What is needed: Look for the word "如有任何差异" in the data below, and copy every line that holds it.

Records shown:
= Beginning of Section =

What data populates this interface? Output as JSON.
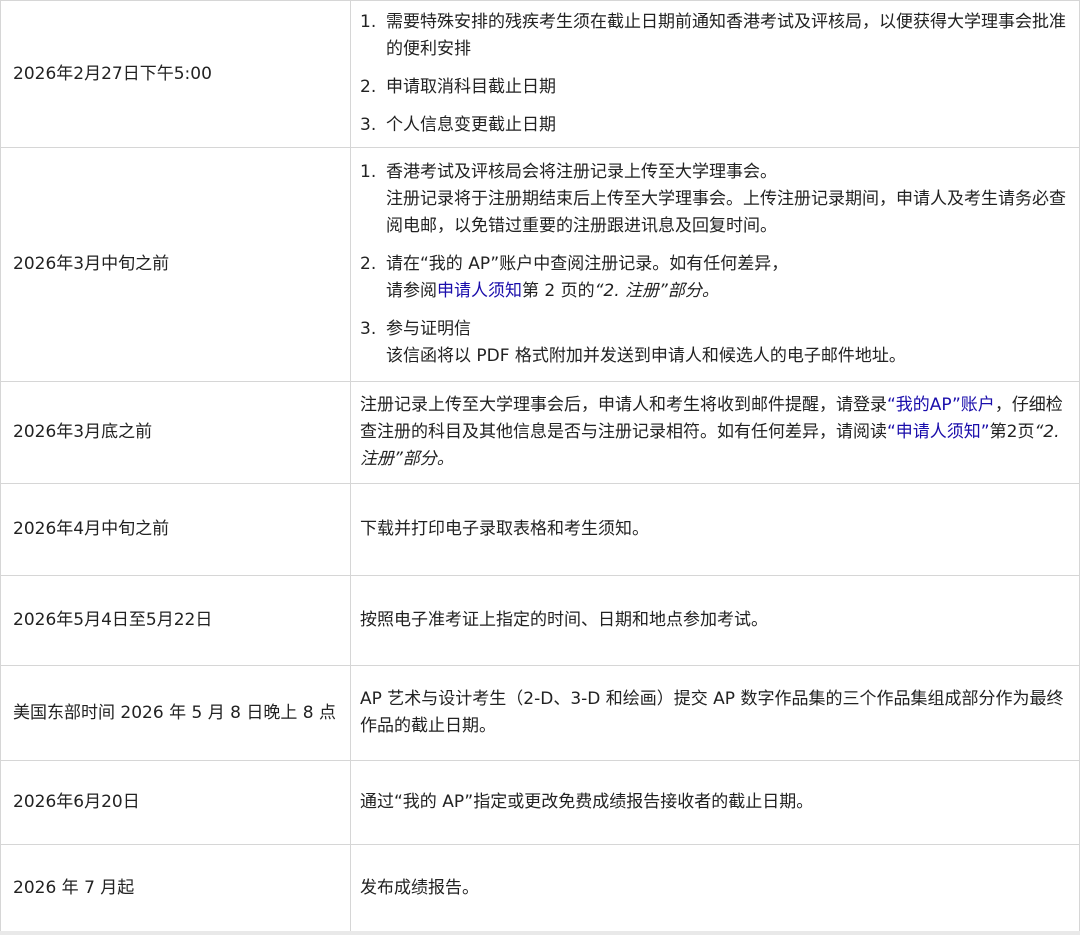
{
  "rows": [
    {
      "date": "2026年2月27日下午5:00",
      "items": [
        {
          "num": "1.",
          "text": "需要特殊安排的残疾考生须在截止日期前通知香港考试及评核局，以便获得大学理事会批准的便利安排"
        },
        {
          "num": "2.",
          "text": "申请取消科目截止日期"
        },
        {
          "num": "3.",
          "text": "个人信息变更截止日期"
        }
      ]
    },
    {
      "date": "2026年3月中旬之前",
      "items": [
        {
          "num": "1.",
          "text": "香港考试及评核局会将注册记录上传至大学理事会。",
          "sub": "注册记录将于注册期结束后上传至大学理事会。上传注册记录期间，申请人及考生请务必查阅电邮，以免错过重要的注册跟进讯息及回复时间。"
        },
        {
          "num": "2.",
          "text": "请在“我的 AP”账户中查阅注册记录。如有任何差异，",
          "sub_pre": "请参阅",
          "sub_link": "申请人须知",
          "sub_post": "第 2 页的",
          "sub_em": "“2. 注册”部分。"
        },
        {
          "num": "3.",
          "text": "参与证明信",
          "sub": "该信函将以 PDF 格式附加并发送到申请人和候选人的电子邮件地址。"
        }
      ]
    },
    {
      "date": "2026年3月底之前",
      "text_pre": "注册记录上传至大学理事会后，申请人和考生将收到邮件提醒，请登录",
      "link1": "“我的AP”账户",
      "text_mid": "，仔细检查注册的科目及其他信息是否与注册记录相符。如有任何差异，请阅读",
      "link2": "“申请人须知”",
      "text_post": "第2页",
      "em": "“2. 注册”部分。"
    },
    {
      "date": "2026年4月中旬之前",
      "text": "下载并打印电子录取表格和考生须知。"
    },
    {
      "date": "2026年5月4日至5月22日",
      "text": "按照电子准考证上指定的时间、日期和地点参加考试。"
    },
    {
      "date": "美国东部时间 2026 年 5 月 8 日晚上 8 点",
      "text": "AP 艺术与设计考生（2-D、3-D 和绘画）提交 AP 数字作品集的三个作品集组成部分作为最终作品的截止日期。"
    },
    {
      "date": "2026年6月20日",
      "text": "通过“我的 AP”指定或更改免费成绩报告接收者的截止日期。"
    },
    {
      "date": "2026 年 7 月起",
      "text": "发布成绩报告。"
    }
  ],
  "colors": {
    "link": "#1a0dab",
    "border": "#d6d6d6",
    "text": "#222222"
  }
}
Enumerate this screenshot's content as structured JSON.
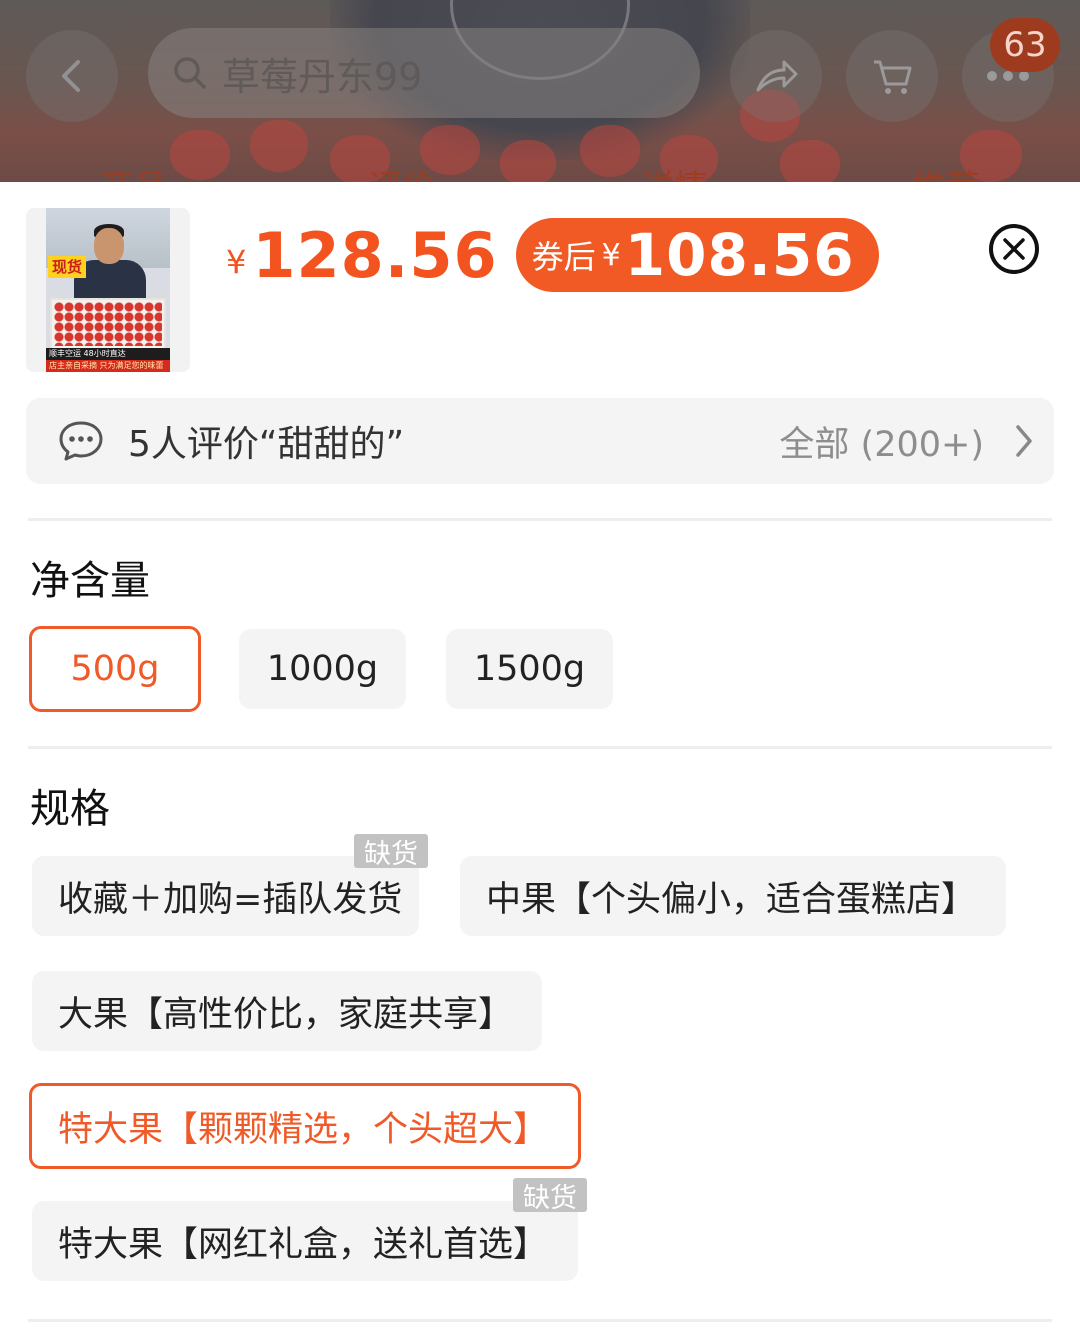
{
  "background_page": {
    "search_placeholder": "草莓丹东99",
    "cart_badge": "63",
    "tabs": [
      "商品",
      "评价",
      "详情",
      "推荐"
    ]
  },
  "thumbnail": {
    "tag": "现货",
    "banner_line1": "顺丰空运  48小时直达",
    "banner_line2": "店主亲自采摘 只为满足您的味蕾"
  },
  "price": {
    "currency": "¥",
    "original": "128.56",
    "coupon_label": "券后",
    "coupon_currency": "¥",
    "coupon_price": "108.56"
  },
  "review": {
    "summary": "5人评价“甜甜的”",
    "all_label": "全部 (200+)"
  },
  "net_weight": {
    "title": "净含量",
    "options": [
      {
        "label": "500g",
        "selected": true
      },
      {
        "label": "1000g",
        "selected": false
      },
      {
        "label": "1500g",
        "selected": false
      }
    ]
  },
  "spec": {
    "title": "规格",
    "out_of_stock_label": "缺货",
    "options": [
      {
        "label": "收藏＋加购=插队发货",
        "selected": false,
        "out_of_stock": true
      },
      {
        "label": "中果【个头偏小，适合蛋糕店】",
        "selected": false,
        "out_of_stock": false
      },
      {
        "label": "大果【高性价比，家庭共享】",
        "selected": false,
        "out_of_stock": false
      },
      {
        "label": "特大果【颗颗精选，个头超大】",
        "selected": true,
        "out_of_stock": false
      },
      {
        "label": "特大果【网红礼盒，送礼首选】",
        "selected": false,
        "out_of_stock": true
      }
    ]
  },
  "colors": {
    "accent": "#f2531f",
    "coupon_bg": "#f25a25",
    "chip_bg": "#f4f4f4",
    "oos_tag_bg": "#c2c2c2"
  }
}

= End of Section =

Solution for this exercise:
          "text": "请在“我的 AP”账户中查阅注册记录。如有任何差异，",
      "text_mid": "，仔细检查注册的科目及其他信息是否与注册记录相符。如有任何差异，请阅读",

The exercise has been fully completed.